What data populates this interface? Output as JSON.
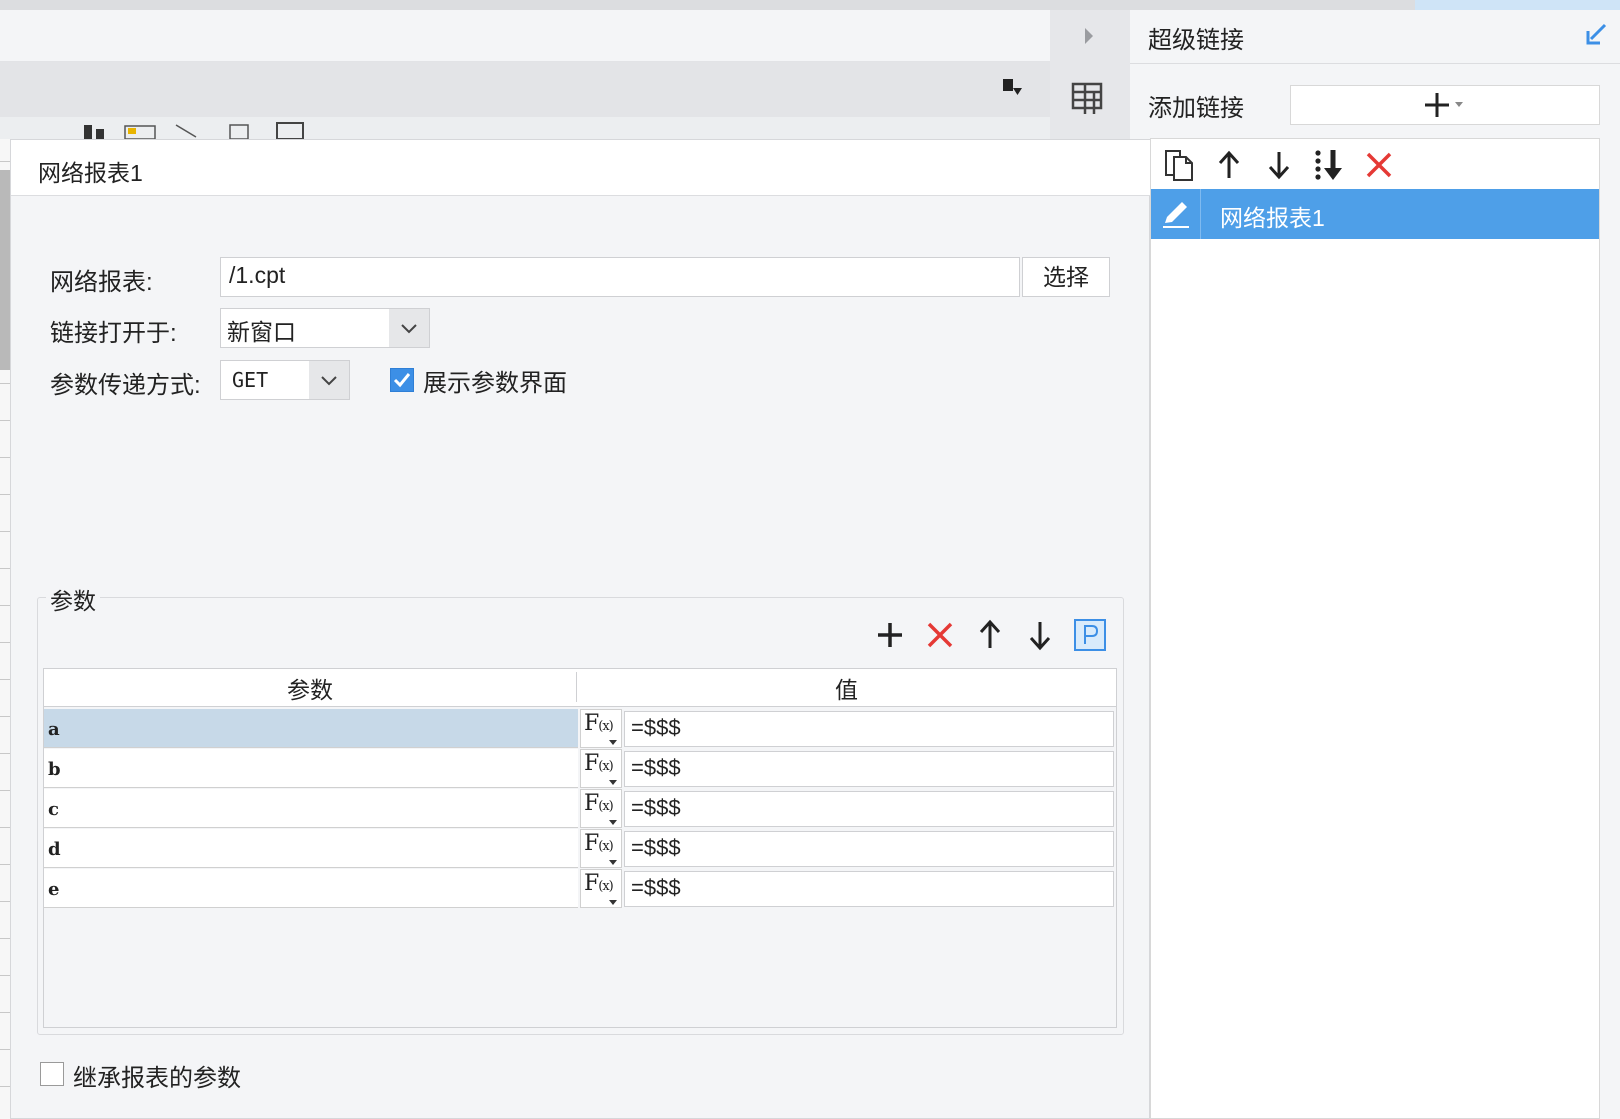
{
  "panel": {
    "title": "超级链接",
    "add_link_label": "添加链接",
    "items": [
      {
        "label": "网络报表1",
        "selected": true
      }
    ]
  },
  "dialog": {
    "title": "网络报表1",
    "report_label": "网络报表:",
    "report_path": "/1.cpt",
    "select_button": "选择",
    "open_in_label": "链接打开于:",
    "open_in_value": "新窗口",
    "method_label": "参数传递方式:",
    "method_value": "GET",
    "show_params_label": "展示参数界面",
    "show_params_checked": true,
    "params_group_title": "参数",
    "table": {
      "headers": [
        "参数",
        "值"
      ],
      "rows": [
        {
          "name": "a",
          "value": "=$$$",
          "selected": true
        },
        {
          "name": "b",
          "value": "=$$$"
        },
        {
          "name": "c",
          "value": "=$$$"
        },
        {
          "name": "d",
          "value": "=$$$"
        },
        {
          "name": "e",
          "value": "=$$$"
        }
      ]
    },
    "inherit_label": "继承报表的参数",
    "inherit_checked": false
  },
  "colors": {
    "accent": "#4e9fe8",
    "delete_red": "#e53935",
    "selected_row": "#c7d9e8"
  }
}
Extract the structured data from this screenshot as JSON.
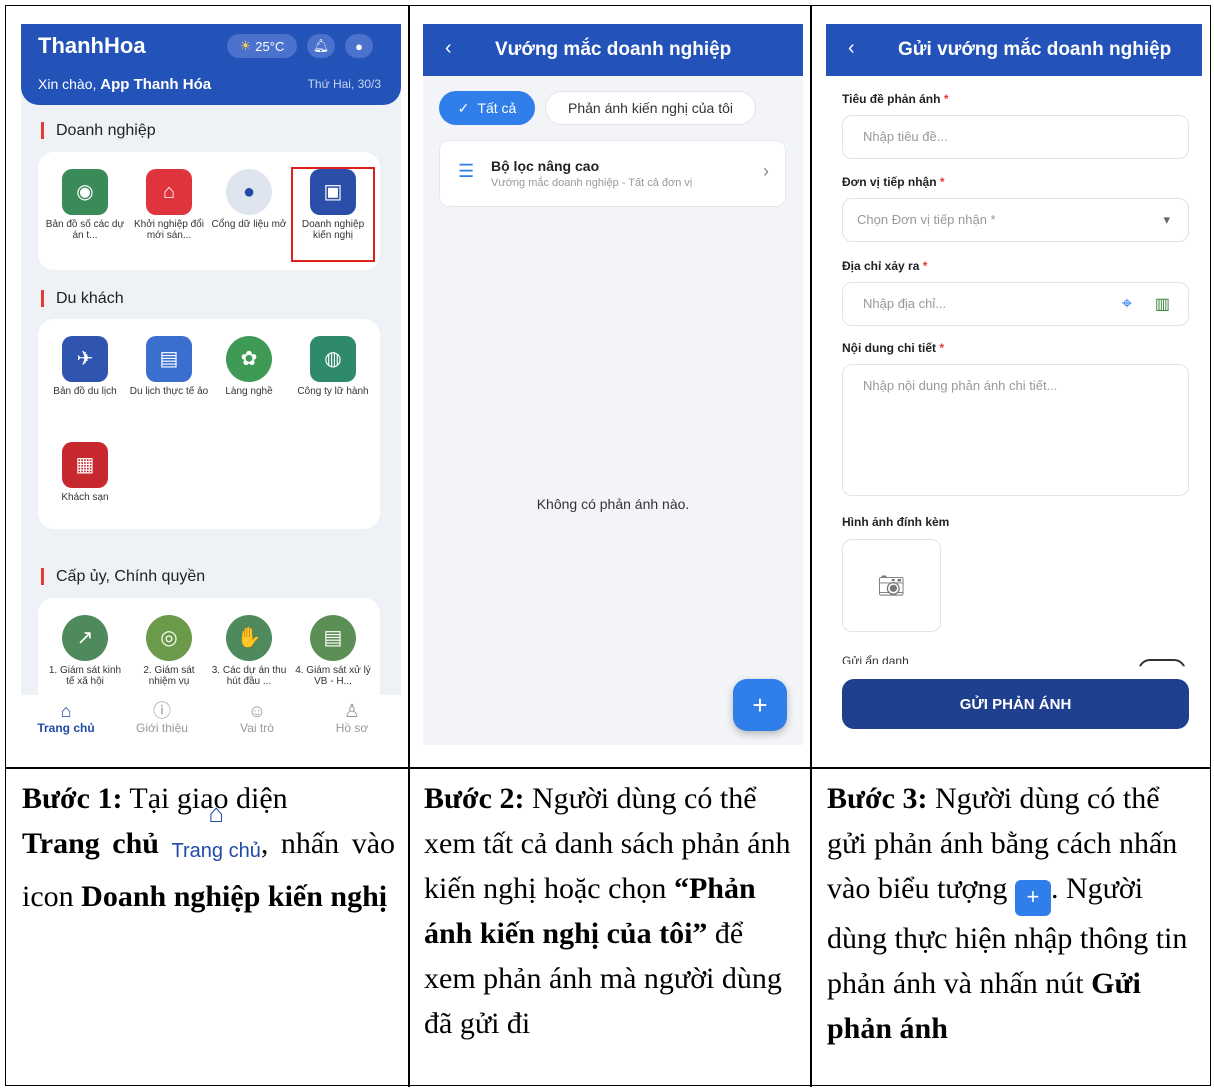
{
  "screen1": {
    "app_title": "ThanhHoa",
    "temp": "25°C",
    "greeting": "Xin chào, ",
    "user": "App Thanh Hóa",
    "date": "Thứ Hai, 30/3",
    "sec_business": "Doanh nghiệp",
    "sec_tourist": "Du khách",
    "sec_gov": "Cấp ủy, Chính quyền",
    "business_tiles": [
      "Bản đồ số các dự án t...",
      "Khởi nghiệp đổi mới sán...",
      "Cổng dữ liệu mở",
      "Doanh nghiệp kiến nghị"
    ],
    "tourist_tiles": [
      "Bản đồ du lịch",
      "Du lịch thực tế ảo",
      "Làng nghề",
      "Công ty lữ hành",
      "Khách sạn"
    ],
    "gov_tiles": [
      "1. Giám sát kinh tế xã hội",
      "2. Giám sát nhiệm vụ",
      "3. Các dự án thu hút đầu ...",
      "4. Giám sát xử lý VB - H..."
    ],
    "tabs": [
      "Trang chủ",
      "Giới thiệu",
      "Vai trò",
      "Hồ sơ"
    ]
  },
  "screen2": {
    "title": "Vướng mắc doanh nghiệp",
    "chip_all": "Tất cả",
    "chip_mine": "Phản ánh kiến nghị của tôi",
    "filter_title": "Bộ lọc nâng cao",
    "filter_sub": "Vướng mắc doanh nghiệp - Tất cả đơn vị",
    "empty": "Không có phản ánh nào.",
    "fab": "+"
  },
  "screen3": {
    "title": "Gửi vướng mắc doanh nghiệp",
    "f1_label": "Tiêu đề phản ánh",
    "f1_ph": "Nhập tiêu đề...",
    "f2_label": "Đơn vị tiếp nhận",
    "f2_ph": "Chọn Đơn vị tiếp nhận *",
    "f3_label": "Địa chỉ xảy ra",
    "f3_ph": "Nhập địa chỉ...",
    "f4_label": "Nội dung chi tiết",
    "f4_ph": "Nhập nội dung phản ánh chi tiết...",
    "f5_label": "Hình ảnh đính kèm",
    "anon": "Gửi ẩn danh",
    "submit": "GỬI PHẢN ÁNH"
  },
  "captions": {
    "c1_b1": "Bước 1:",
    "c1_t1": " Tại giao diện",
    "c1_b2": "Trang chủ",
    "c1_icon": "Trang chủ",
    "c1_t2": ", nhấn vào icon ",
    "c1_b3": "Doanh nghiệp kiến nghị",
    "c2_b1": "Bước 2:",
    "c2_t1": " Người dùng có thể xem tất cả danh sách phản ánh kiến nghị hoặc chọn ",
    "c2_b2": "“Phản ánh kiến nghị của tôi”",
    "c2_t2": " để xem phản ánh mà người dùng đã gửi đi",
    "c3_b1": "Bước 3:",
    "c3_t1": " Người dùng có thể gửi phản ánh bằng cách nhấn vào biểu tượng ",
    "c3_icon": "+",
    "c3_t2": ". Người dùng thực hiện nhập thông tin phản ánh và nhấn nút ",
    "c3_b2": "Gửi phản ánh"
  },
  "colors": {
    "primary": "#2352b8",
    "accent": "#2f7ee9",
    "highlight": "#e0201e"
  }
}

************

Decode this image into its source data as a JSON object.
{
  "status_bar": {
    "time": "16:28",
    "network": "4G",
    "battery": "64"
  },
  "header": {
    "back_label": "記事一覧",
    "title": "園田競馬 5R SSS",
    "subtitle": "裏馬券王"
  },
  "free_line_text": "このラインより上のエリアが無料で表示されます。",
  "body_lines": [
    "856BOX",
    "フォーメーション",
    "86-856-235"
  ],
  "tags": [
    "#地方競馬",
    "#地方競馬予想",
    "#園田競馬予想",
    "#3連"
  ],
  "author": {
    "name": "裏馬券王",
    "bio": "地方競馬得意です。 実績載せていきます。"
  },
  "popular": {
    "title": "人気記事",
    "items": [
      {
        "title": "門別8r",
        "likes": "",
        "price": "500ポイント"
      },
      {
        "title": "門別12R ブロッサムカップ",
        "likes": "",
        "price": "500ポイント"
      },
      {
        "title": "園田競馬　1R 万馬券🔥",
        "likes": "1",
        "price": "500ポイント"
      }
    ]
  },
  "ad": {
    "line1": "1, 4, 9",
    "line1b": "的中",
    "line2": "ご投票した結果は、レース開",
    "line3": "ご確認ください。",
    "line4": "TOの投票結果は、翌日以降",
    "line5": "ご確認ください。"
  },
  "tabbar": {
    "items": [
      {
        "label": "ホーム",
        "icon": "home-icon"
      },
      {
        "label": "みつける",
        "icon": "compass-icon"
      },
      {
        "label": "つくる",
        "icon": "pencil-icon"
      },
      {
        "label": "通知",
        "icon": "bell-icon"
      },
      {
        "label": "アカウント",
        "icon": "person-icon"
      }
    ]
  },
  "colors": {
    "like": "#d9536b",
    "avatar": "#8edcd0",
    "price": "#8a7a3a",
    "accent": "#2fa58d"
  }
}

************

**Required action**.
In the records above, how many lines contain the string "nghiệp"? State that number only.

**Response below**.
7